While the company could already be net-zero on paper by buying carbon credits, it’s working to be “real net-zero,” meaning they want to get their actual output as close to nothing as possible. The company scores every single trip and lists their individual carbon emissions on booking pages, so guests can see exactly how much of an impact they’ll have while on vacation. One six-day sea kayaking trip, for example, results in 6.8 kilos of emissions per day. By comparison, the average American has a daily output of roughly 43.8 kilos, based on a yearly footprint of 16 tons.
On a three-day tour of Cairngorms National Park by foot, e-bike, train, and Tesla, I got to see what this sort of sustainable travel looks like. It wasn’t some watered-down itinerary that cut corners to spare emissions. On the contrary, I felt like we explored the region better and more deeply than we might have done on a less climate-conscious tour. At each place we visited, like Inshriach and Lynbreck Croft, a small farm that its owner, Lynn Cassells, claims is “beyond organic,” it felt like we were being let in on a local secret.
Instead of just zipping through the mountains on a tour bus, we got to meander through the forest on a leisurely hike and an afternoon of e-biking. Instead of staying in chain hotels, we stayed in places like the off-grid Loch Ossian Youth Hostel, reachable only by foot and bike, where time felt deliciously slow. Instead of stopping at just any old restaurants, we ate at places carefully selected for their use of local, sustainably grown ingredients, which inspired a lot of introspection about my (often-lazy) food choices back home.

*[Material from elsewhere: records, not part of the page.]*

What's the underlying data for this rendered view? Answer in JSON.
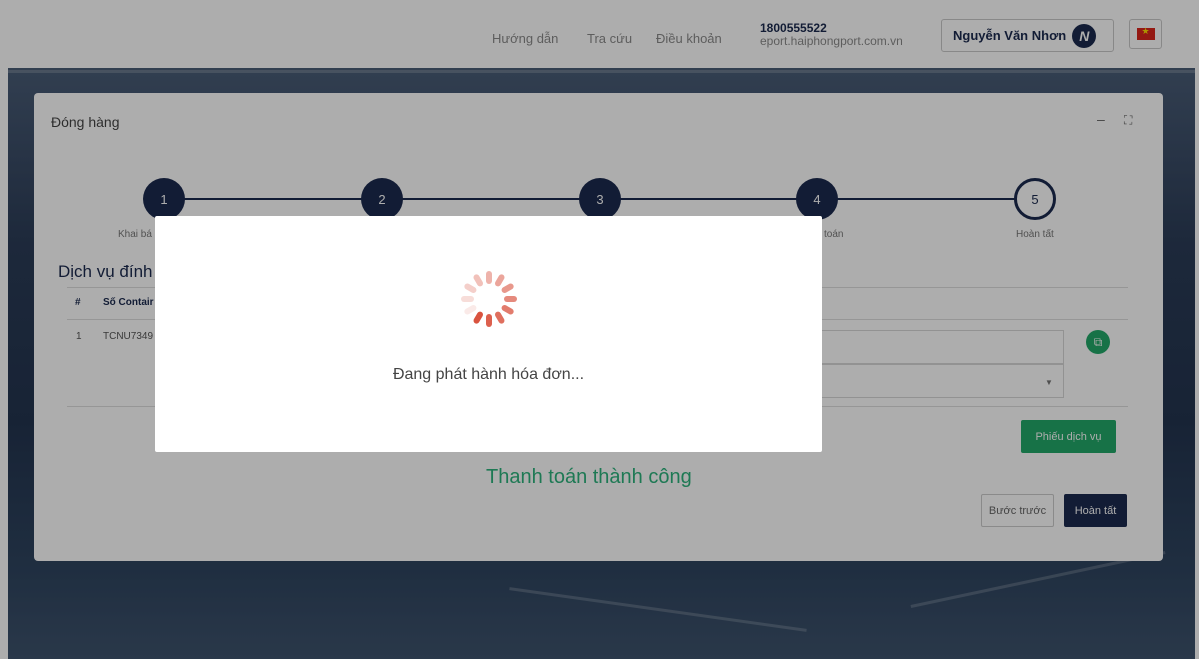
{
  "header": {
    "nav": [
      "Hướng dẫn",
      "Tra cứu",
      "Điều khoản"
    ],
    "hotline": "1800555522",
    "website": "eport.haiphongport.com.vn",
    "user_name": "Nguyễn Văn Nhơn",
    "avatar_initial": "N",
    "language_flag": "vn-flag-icon"
  },
  "card": {
    "title": "Đóng hàng",
    "minimize_icon": "minimize-icon",
    "expand_icon": "expand-icon",
    "steps": [
      {
        "number": "1",
        "label": "Khai bá"
      },
      {
        "number": "2",
        "label": ""
      },
      {
        "number": "3",
        "label": ""
      },
      {
        "number": "4",
        "label": "toán"
      },
      {
        "number": "5",
        "label": "Hoàn tất"
      }
    ],
    "section_title": "Dịch vụ đính",
    "table": {
      "headers": [
        "#",
        "Số Contair"
      ],
      "rows": [
        {
          "index": "1",
          "container": "TCNU7349"
        }
      ]
    },
    "service_slip_button": "Phiếu dịch vụ",
    "success_text": "Thanh toán thành công",
    "back_button": "Bước trước",
    "finish_button": "Hoàn tất"
  },
  "modal": {
    "message": "Đang phát hành hóa đơn..."
  },
  "colors": {
    "navy": "#1b2a4e",
    "green": "#22a869",
    "success": "#2db37d",
    "spinner": "#d9533f"
  }
}
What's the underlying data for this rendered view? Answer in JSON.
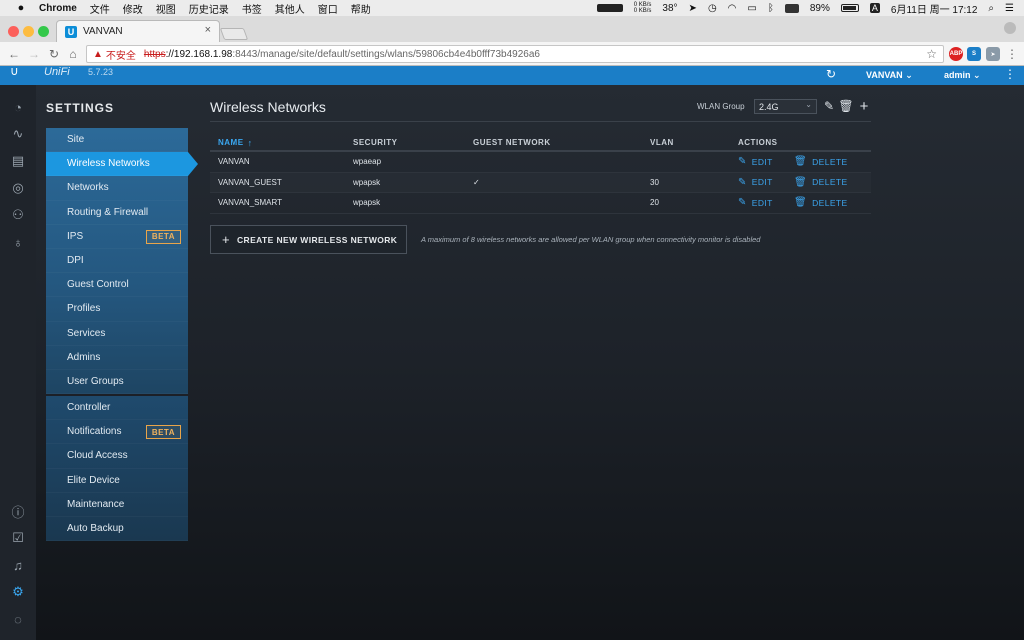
{
  "menubar": {
    "app_name": "Chrome",
    "items": [
      "文件",
      "修改",
      "视图",
      "历史记录",
      "书签",
      "其他人",
      "窗口",
      "帮助"
    ],
    "net_up": "0 KB/s",
    "net_down": "0 KB/s",
    "temperature": "38°",
    "battery": "89%",
    "input_method": "A",
    "clock": "6月11日 周一  17:12"
  },
  "browser": {
    "tab_title": "VANVAN",
    "favicon_letter": "U",
    "insecure_label": "不安全",
    "url_scheme": "https",
    "url_host": "://192.168.1.98",
    "url_rest": ":8443/manage/site/default/settings/wlans/59806cb4e4b0fff73b4926a6",
    "ext_abp": "ABP"
  },
  "unifi_header": {
    "logo": "UniFi",
    "version": "5.7.23",
    "site": "VANVAN",
    "user": "admin"
  },
  "settings": {
    "title": "SETTINGS",
    "beta_label": "BETA",
    "group1": [
      {
        "label": "Site",
        "active": false,
        "beta": false
      },
      {
        "label": "Wireless Networks",
        "active": true,
        "beta": false
      },
      {
        "label": "Networks",
        "active": false,
        "beta": false
      },
      {
        "label": "Routing & Firewall",
        "active": false,
        "beta": false
      },
      {
        "label": "IPS",
        "active": false,
        "beta": true
      },
      {
        "label": "DPI",
        "active": false,
        "beta": false
      },
      {
        "label": "Guest Control",
        "active": false,
        "beta": false
      },
      {
        "label": "Profiles",
        "active": false,
        "beta": false
      },
      {
        "label": "Services",
        "active": false,
        "beta": false
      },
      {
        "label": "Admins",
        "active": false,
        "beta": false
      },
      {
        "label": "User Groups",
        "active": false,
        "beta": false
      }
    ],
    "group2": [
      {
        "label": "Controller",
        "beta": false
      },
      {
        "label": "Notifications",
        "beta": true
      },
      {
        "label": "Cloud Access",
        "beta": false
      },
      {
        "label": "Elite Device",
        "beta": false
      },
      {
        "label": "Maintenance",
        "beta": false
      },
      {
        "label": "Auto Backup",
        "beta": false
      }
    ]
  },
  "content": {
    "title": "Wireless Networks",
    "wlan_group_label": "WLAN Group",
    "wlan_group_value": "2.4G",
    "columns": {
      "name": "NAME",
      "security": "SECURITY",
      "guest": "GUEST NETWORK",
      "vlan": "VLAN",
      "actions": "ACTIONS"
    },
    "edit_label": "EDIT",
    "delete_label": "DELETE",
    "rows": [
      {
        "name": "VANVAN",
        "security": "wpaeap",
        "guest": "",
        "vlan": ""
      },
      {
        "name": "VANVAN_GUEST",
        "security": "wpapsk",
        "guest": "✓",
        "vlan": "30"
      },
      {
        "name": "VANVAN_SMART",
        "security": "wpapsk",
        "guest": "",
        "vlan": "20"
      }
    ],
    "create_button": "CREATE NEW WIRELESS NETWORK",
    "create_note": "A maximum of 8 wireless networks are allowed per WLAN group when connectivity monitor is disabled"
  },
  "colors": {
    "accent": "#1c97e0",
    "link": "#3ba4ec",
    "beta": "#e8a54a",
    "header": "#1b7ec7"
  }
}
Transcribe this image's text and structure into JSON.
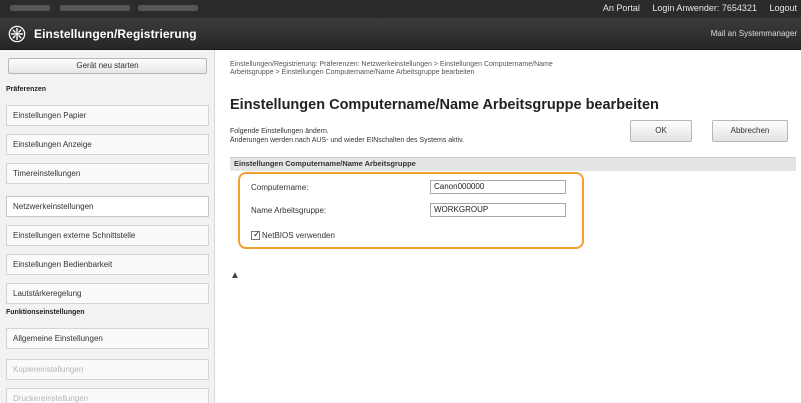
{
  "topbar": {
    "portal_label": "An Portal",
    "login_label": "Login Anwender:  7654321",
    "logout_label": "Logout"
  },
  "header": {
    "title": "Einstellungen/Registrierung",
    "mail_label": "Mail an Systemmanager",
    "icon": "settings-gear-icon"
  },
  "sidebar": {
    "restart_label": "Gerät neu starten",
    "preferences_heading": "Präferenzen",
    "function_heading": "Funktionseinstellungen",
    "items": [
      {
        "label": "Einstellungen Papier"
      },
      {
        "label": "Einstellungen Anzeige"
      },
      {
        "label": "Timereinstellungen"
      },
      {
        "label": "Netzwerkeinstellungen"
      },
      {
        "label": "Einstellungen externe Schnittstelle"
      },
      {
        "label": "Einstellungen Bedienbarkeit"
      },
      {
        "label": "Lautstärkeregelung"
      }
    ],
    "function_items": [
      {
        "label": "Allgemeine Einstellungen"
      },
      {
        "label": "Kopiereinstellungen"
      },
      {
        "label": "Druckereinstellungen"
      }
    ]
  },
  "main": {
    "breadcrumb_line1": "Einstellungen/Registrierung: Präferenzen: Netzwerkeinstellungen > Einstellungen Computername/Name",
    "breadcrumb_line2": "Arbeitsgruppe > Einstellungen Computername/Name Arbeitsgruppe bearbeiten",
    "page_title": "Einstellungen Computername/Name Arbeitsgruppe bearbeiten",
    "intro_line1": "Folgende Einstellungen ändern.",
    "intro_line2": "Änderungen werden nach AUS- und wieder EINschalten des Systems aktiv.",
    "ok_label": "OK",
    "cancel_label": "Abbrechen",
    "section_title": "Einstellungen Computername/Name Arbeitsgruppe",
    "computer_name_label": "Computername:",
    "computer_name_value": "Canon000000",
    "workgroup_label": "Name Arbeitsgruppe:",
    "workgroup_value": "WORKGROUP",
    "netbios_label": "NetBIOS verwenden",
    "netbios_checked": true,
    "top_link": "▲"
  },
  "colors": {
    "highlight": "#f0a030",
    "header_bg": "#2b2b2b"
  }
}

The idea of traveling sustainably can seem like an oxymoron. We’ve been so overwhelmed by greenwashing in advertising that it can feel like any “commitment” to “sustainability” is just meaningless rhetoric. Unfortunately, in many cases, it is. Despite growing concerns about the environmental impact of travel, barely one-tenth of travel companies are actually making strides toward cleaning up their act. If that shocks and disappoints you, it should—in 2019, more than 10% of the world’s greenhouse gas emissions were linked to tourism, according to a report from Skift.
Outdoor adventurers are at an advantage when it comes to traveling, though, as long as you do so thoughtfully. If you practice Leave No Trace principles while in the backcountry and sleep and eat in places where your money stays in the community, you can contribute to a travel economy that supports local conservation efforts. Wilderness Scotland, for example, directs some of its profits towards the rewilding organization Trees for Life, which is currently working to regenerate forests severely endangered by unmanaged deer.
Wilderness Scotland estimated that our three-day trip accounted for a lower carbon footprint than the average person in the U.K. has just by staying at home, which is about 15 kg of CO2 emissions per day (excluding travel between London and Inverness, Scotland, on the overnight Caledonian Sleeper train). In the U.S., those stay-at-home numbers would be even higher—potentially about three times higher.
Of course, these things are tricky to measure, and emissions vary significantly from one person to the next based on how far you’re traveling and, say, how big your house is; how many new outfits you buy per year; whether you’re a vegetarian or you have bacon at breakfast and beef ragu for dinner three nights a week, etc. When you compare these estimates with mass-tourism alternatives, like cruise ships where your emissions could total over 400 kg per day, it’s hard not to feel incredibly hopeful that Wilderness Scotland is onto something that really could make adventure travel a net benefit for the planet.
Does this type of ecotourism interest you? Why or why not?